Bush urged lawmakers to disregard what he called "unfair criticisms of this important good law." He said the Patriot Act has been used to bring charges against more than 400 suspects, and more than half have been convicted. He also said it has been used to break up terrorist cells in New York, Oregon, Virginia and Florida.

"For the state of our national security, Congress must not rebuild a wall between law enforcement and intelligence," he said to an audience that included roughly 100 uniformed state troopers at the Ohio Patrol Training Academy.

Bush spent just over an hour on the ground in Ohio, a destination chosen so he could highlight the capture and conviction of Iyman Faris. Faris was a Columbus truck driver who authorities said plotted attacks on the Brooklyn Bridge and a central Ohio shopping mall.

Faris acknowledged that he met Osama bin Laden in 2000 at an al-Qaida training camp in Afghanistan and provided operatives there with sleeping bags, cell phones and other assistance.

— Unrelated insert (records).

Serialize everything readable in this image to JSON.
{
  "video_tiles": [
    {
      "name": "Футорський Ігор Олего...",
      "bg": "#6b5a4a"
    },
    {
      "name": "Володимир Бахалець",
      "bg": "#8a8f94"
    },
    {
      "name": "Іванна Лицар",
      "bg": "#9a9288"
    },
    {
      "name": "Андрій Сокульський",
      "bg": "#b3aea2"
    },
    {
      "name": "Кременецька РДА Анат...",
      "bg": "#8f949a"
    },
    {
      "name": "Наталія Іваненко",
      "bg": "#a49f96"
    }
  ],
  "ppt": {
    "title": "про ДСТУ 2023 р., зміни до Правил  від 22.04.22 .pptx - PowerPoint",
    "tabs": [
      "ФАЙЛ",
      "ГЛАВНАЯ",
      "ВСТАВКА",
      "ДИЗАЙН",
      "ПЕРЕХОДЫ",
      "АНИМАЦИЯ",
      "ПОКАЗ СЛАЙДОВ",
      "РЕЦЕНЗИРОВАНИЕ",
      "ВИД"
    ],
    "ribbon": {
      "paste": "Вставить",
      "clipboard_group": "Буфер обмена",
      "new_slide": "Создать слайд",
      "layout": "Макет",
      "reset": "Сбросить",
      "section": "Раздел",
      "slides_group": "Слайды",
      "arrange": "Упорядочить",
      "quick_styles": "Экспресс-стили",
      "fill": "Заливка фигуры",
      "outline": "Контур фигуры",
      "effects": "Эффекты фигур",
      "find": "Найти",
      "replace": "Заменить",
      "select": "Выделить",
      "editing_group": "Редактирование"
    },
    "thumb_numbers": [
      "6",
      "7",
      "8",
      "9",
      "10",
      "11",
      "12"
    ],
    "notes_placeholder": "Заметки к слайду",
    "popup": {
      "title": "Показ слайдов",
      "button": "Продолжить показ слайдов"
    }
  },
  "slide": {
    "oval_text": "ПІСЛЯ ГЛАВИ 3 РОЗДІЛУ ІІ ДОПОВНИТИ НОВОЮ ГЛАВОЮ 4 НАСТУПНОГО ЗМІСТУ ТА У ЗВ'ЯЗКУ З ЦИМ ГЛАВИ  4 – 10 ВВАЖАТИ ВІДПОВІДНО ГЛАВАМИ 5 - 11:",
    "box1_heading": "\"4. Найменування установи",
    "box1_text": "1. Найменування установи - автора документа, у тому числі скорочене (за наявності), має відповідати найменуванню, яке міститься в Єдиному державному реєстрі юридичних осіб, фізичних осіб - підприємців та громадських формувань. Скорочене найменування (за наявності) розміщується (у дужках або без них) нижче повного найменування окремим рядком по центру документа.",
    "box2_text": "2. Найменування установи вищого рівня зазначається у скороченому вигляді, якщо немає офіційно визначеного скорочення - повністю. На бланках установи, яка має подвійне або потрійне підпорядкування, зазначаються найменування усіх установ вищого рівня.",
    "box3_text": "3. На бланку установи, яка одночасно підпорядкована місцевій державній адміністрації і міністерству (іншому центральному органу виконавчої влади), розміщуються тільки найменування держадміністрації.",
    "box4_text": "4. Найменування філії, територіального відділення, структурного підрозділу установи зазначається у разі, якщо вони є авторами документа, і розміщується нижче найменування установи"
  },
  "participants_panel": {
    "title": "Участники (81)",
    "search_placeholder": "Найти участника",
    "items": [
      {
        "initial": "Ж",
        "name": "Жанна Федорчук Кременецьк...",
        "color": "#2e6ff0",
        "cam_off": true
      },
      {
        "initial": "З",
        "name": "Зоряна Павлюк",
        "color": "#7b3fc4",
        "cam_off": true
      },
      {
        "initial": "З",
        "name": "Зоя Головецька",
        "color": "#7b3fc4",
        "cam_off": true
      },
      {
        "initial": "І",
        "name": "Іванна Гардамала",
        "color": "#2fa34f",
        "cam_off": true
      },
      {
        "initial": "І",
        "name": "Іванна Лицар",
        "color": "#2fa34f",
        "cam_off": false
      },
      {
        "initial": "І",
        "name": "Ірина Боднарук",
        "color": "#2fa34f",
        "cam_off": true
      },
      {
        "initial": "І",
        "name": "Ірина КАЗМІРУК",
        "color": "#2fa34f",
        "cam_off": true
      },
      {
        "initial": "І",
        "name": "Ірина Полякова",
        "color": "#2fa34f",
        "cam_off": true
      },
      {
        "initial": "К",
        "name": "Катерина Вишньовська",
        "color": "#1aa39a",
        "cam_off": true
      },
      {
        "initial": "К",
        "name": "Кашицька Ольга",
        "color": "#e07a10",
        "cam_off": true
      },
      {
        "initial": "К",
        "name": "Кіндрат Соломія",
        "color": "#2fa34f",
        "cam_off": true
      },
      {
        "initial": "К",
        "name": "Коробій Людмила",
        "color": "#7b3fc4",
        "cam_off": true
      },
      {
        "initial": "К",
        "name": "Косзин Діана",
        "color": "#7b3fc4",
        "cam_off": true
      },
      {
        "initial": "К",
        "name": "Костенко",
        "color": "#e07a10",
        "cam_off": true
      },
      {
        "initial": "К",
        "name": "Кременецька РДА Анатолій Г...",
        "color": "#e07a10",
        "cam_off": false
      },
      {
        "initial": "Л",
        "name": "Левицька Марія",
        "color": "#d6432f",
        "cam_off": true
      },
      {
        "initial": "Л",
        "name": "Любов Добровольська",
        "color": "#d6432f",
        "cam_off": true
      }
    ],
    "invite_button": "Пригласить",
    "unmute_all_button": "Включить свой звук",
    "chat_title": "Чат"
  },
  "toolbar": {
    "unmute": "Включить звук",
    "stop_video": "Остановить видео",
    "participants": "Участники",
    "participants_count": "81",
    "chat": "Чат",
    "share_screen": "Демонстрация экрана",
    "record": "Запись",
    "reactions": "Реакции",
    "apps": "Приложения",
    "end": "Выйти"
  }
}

Later, Faris received attack instructions from top terror leader Khalid Shaikh Mohammed, authorities said, for what they suggested might have been a second wave of terrorism to follow the Sept. 11 attacks.

The White House said his arrest came after an investigation involving more than a dozen agencies working together in southern Ohio. Faris pleaded guilty to charges of aiding and abetting terrorism and conspiracy in 2003 and is serving a 20-year prison sentence.

"The case against him was so strong that Faris chose to cooperate," Bush said. "Today instead of planning terrorist attacks against the American people, Iyman Faris is sitting in an American prison."

Justice Department spokesman Kevin Madden said Faris was captured using powers granted under Sections 203 and 218 of the Patriot Act, which allows law enforcement and intelligence agencies to share information they have collected.

Bush said investigators on the case said they never would have even had the lead if it weren't for the information-sharing powers of the Patriot Act.

Some critics of the Patriot Act have called for tempering its provisions that let police conduct secret searches of people's homes or businesses. However, defenders of the law say no abuses have been documented, so it should be renewed intact.

Sens. Larry Craig (R-Idaho) and Dick Durbin (D-Illinois) recently told the Senate Judiciary Committee that while they cannot document any specific abuses, the law is written in a way that could allow abuses. The two are jointly pushing a bill that would scale back some of its powers.

"We do not want to end the Patriot Act. We want to mend the Patriot Act," Durbin said.

Lisa Graves, the American Civil Liberties Union's senior counsel for legislative strategy, said the lack of a documented case of abuse doesn't mean the law doesn't violate civil liberties. She said the Justice Department's inspector general reported that 7,000 people have complained of abuse and countless others don't even know they've been subjected to a search because the law requires that the searches be kept secret.

"The real problem is that these record searches take place behind closed doors and are kept secret forever," she said. Graves said the ACLU wants the government to show evidence of a connection to terrorist activity before being allowed to search financial, medical and other records.


  09/06/2005. Wired Magazine.